“Policy can’t be one size fits all. [You] got to look at the type of housing situation that the youth are in.”
The study was part of a larger research initiative launched by the university to understand factors affecting multiple health dimensions in teenagers and young adults. The research team said the age group was chosen as it is the stage when young adults go through transition, hope to have higher levels of independence and begin experiencing upwards mobility.
The findings come as the city has undergone six months of anti-government protests in which most of the demonstrators have been younger members of society. The administration has also highlighted housing shortage as one of the underlying issues of social unrest, and is struggling to satisfy the housing demands by boosting the number of public rental flats and cheaper subsidised flats.
According to the university’s findings, the happiness index for young adults staying in public housing was 50 out of 100, while the score was 57 for those in non-public housing, which covers private flats, subsidised flats and subdivided flats.
Factors such as degree of control over life, satisfaction with their family’s financial situation, and confidence about the future were linked to happiness of those in public flats. These young people also have a lower level of trust towards neighbours and a lower sense of control over life, compared to those in non-public ones, the research team found.
“Folks living in public housing didn’t have that beneficial social capital resource,” Bailey said. “Therefore they felt more uncertainty, more social precarity.”
On the other hand, among youth who were staying in non-public flats, those from families which were homeowners were found to be less happy.
Bailey said that could be down to the financial pressure young people saw their parents were facing after buying a flat.
Apart from similar factors affecting the happiness of youth in non-public flats, the sense of belonging to Hong Kong and living with a single parent also affected the satisfaction of those living in private flats.
Angel Lai Hor-yan, a research assistant professor from the university’s department of social work, said there were more factors affecting their happiness as there were a wide range of people living in different types of private flats.
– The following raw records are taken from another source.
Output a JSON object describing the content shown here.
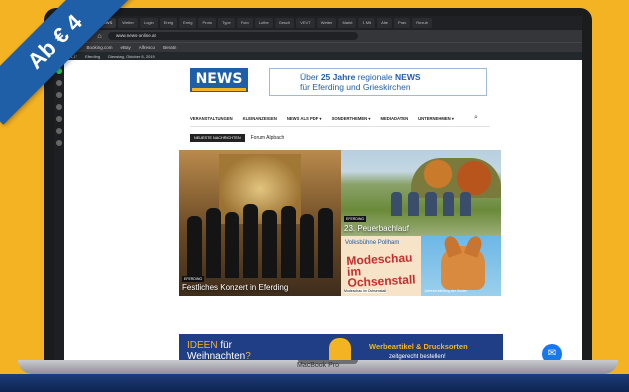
{
  "promo": {
    "ribbon": "Ab € 4"
  },
  "browser": {
    "tabs": [
      "14 M",
      "Ereig",
      "NEWS",
      "Wetter",
      "Login",
      "Ereig",
      "Ereig",
      "Proto",
      "Type",
      "Foto",
      "Lufbe",
      "Gesch",
      "VEVT",
      "Wetter",
      "Markt",
      "1 Mit",
      "Alte",
      "Prav",
      "Rezub"
    ],
    "url": "www.news-online.at",
    "bookmarks": [
      "Amazon",
      "Booking.com",
      "eBay",
      "Alfresco",
      "Beratn"
    ]
  },
  "wpbar": {
    "items": [
      "4,1°",
      "Eferding",
      "Dienstag, Oktober 8, 2019"
    ]
  },
  "site": {
    "logo": "NEWS",
    "banner_line1_pre": "Über",
    "banner_line1_years": "25 Jahre",
    "banner_line1_mid": "regionale",
    "banner_line1_brand": "NEWS",
    "banner_line2": "für Eferding und Grieskirchen",
    "menu": [
      "VERANSTALTUNGEN",
      "KLEINANZEIGEN",
      "NEWS ALS PDF ▾",
      "SONDERTHEMEN ▾",
      "MEDIADATEN",
      "UNTERNEHMEN ▾"
    ],
    "ticker_label": "NEUESTE NACHRICHTEN",
    "ticker_text": "Forum Alpbach"
  },
  "tiles": {
    "main_tag": "EFERDING",
    "main_caption": "Festliches Konzert in Eferding",
    "t2_tag": "EFERDING",
    "t2_caption": "23. Peuerbachlauf",
    "t3_sign": "Volksbühne Pollham",
    "t3_headline": "Modeschau im Ochsenstall",
    "t3_caption": "Modeschau im Ochsenstall",
    "t4_caption": "Jahreserzählung der Kinder"
  },
  "ad": {
    "line1": "IDEEN",
    "line1b": "für",
    "line2": "Weihnachten",
    "right1": "Werbeartikel & Drucksorten",
    "right2": "zeitgerecht bestellen!"
  },
  "device": {
    "label": "MacBook Pro"
  },
  "colors": {
    "brand_blue": "#1f5fa8",
    "accent_yellow": "#f4b323",
    "ad_blue": "#1f3e85"
  }
}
She highlighted that some youngsters, whom the research team interviewed, had said they did not feel hopeful about Hong Kong. They were also frustrated by a lack of political participation.
“Listening is very important, and I would say the government could have done a better job in listening,” Lai said, adding that the scale of such work by officials was too small to be effective.
Bailey said further studies would be necessary to look at how these factors played into the level of happiness among young people. Yet, the study findings shed light on how government should tailor policies for youngsters from different housing backgrounds.
“When you [build public housing], make sure you do it in a way that the youth living there can build social capital locally,” Bailey said. “Poverty matters … but it is not the only thing. It’s how you feel about where you live, do you trust people in the area.”
Jack Ng Kwan-tai, a 22-year-old desserts cafe owner who lived in a public housing estate in Tuen Mun with his mother, said the environment he stayed in did not affect much of his happiness. It was his lack of confidence in the city’s future that upset him more.
“Now there are lots of uncertainties as Hong Kong is so unstable now. I seldom mention the word ‘happy’ now, and I feel more worried instead,” Ng said.
Ng was not able to pursue his interest in dance because of financial constraints, said it remained a regret in his life and still affected his level of happiness.
Architect Ivan Ho Man-yiu agreed that housing design could affect a person’s well-being, and thus principles such as light, ventilation and hygiene should be taken into consideration.
He said nano flats, which have been more common in Hong Kong’s private property market in recent years, could be a “ticking bomb” that posed a huge social impact.
“Try to imagine a young couple who stay there – basically they don’t have any privacy and space. They don’t have a chance to take a breath,” he said.
Naomi Ho Sze-wai, organiser of Youth Policy Advocators, said the city’s youth policy was a failure.
“The government seems to be unable to alleviate youth’s pressure, regardless big social issues like housing problems or small issues like returning study loans … Much of the funding goes to sponsoring studies or exchanges in Greater Bay Area,” she said, referring to many university graduates in the city earning very little but still unable to return their study loans.
“Whereas politically, the youth are asking for more participation and responses towards the five demands, but still, nothing happens.”
Aiming at understanding the youth better, the Youth Development Commission – a government-appointed platform – had carried out a half-year public engagement, including holding a total of 101 focus group meetings in 2017.
The report concluded home ownership, as well as many other factors, was one of the concerns of the youth.
A dditional reporting by Lilian Cheng